## EXERCISE
Please report how many lines of the listing hold the word "kind". Add nothing to the number.

GIVEN RECORDS Block Start

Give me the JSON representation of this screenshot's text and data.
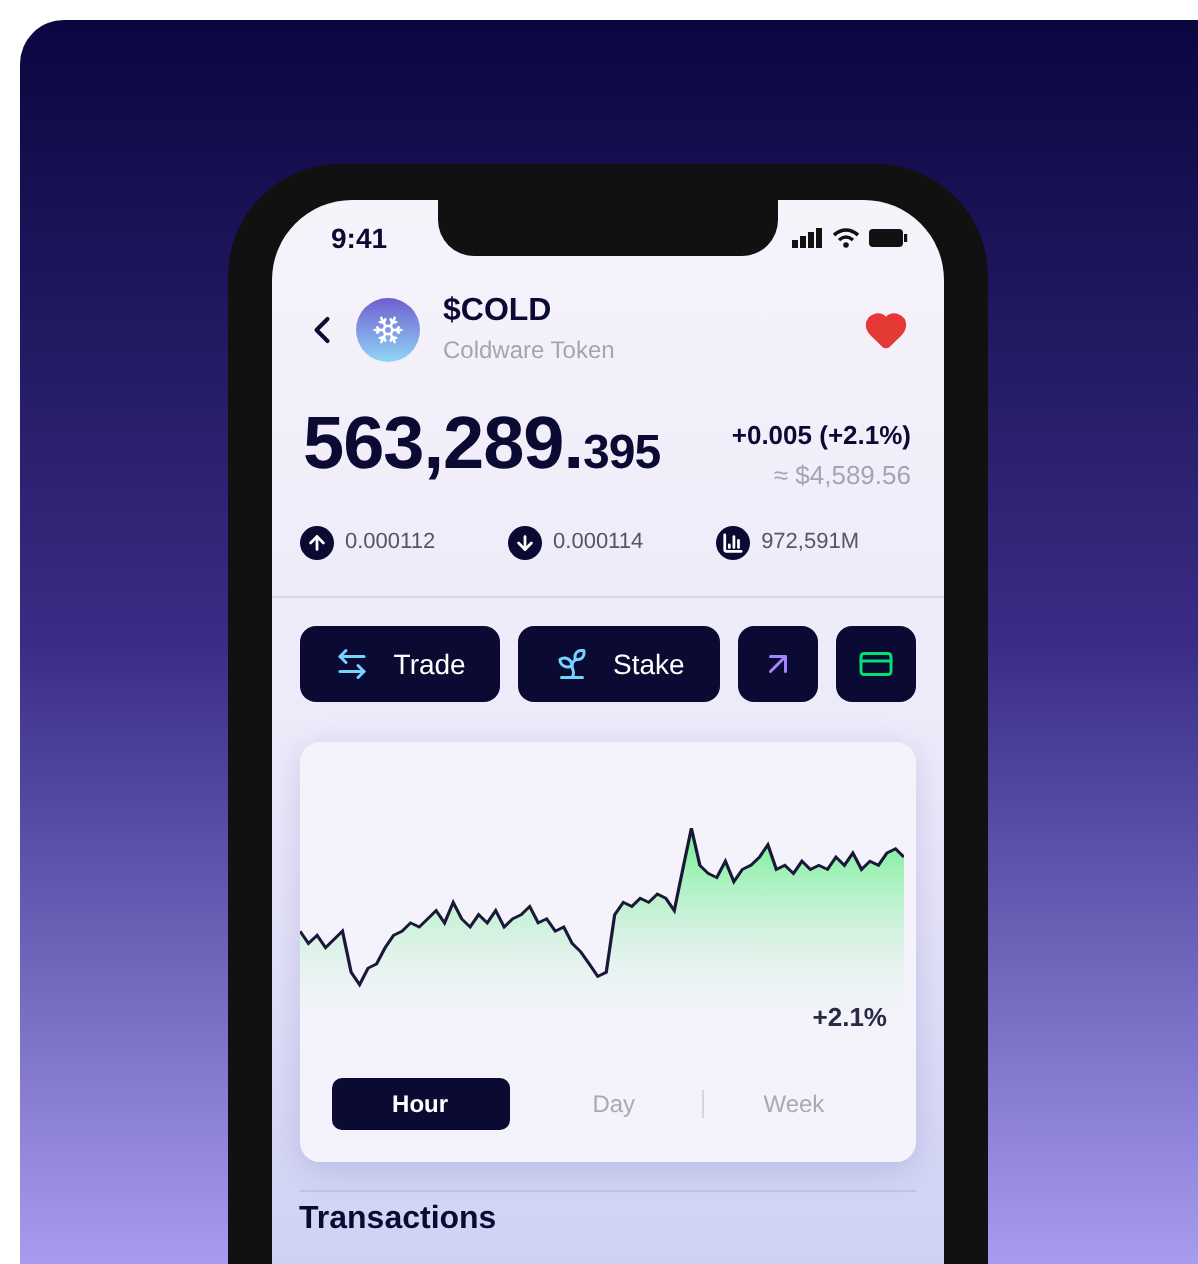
{
  "status_bar": {
    "time": "9:41"
  },
  "token": {
    "symbol": "$COLD",
    "name": "Coldware Token",
    "favorite": true
  },
  "price": {
    "whole": "563,289.",
    "fraction": "395",
    "change": "+0.005 (+2.1%)",
    "fiat": "≈ $4,589.56"
  },
  "stats": [
    {
      "kind": "up",
      "value": "0.000112"
    },
    {
      "kind": "down",
      "value": "0.000114"
    },
    {
      "kind": "volume",
      "value": "972,591M"
    }
  ],
  "actions": [
    {
      "kind": "trade",
      "label": "Trade"
    },
    {
      "kind": "stake",
      "label": "Stake"
    },
    {
      "kind": "send"
    },
    {
      "kind": "card"
    }
  ],
  "chart": {
    "change": "+2.1%"
  },
  "periods": [
    {
      "label": "Hour",
      "selected": true
    },
    {
      "label": "Day",
      "selected": false
    },
    {
      "label": "Week",
      "selected": false
    }
  ],
  "section_title": "Transactions"
}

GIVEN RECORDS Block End

## REPLY TO THE TASK
7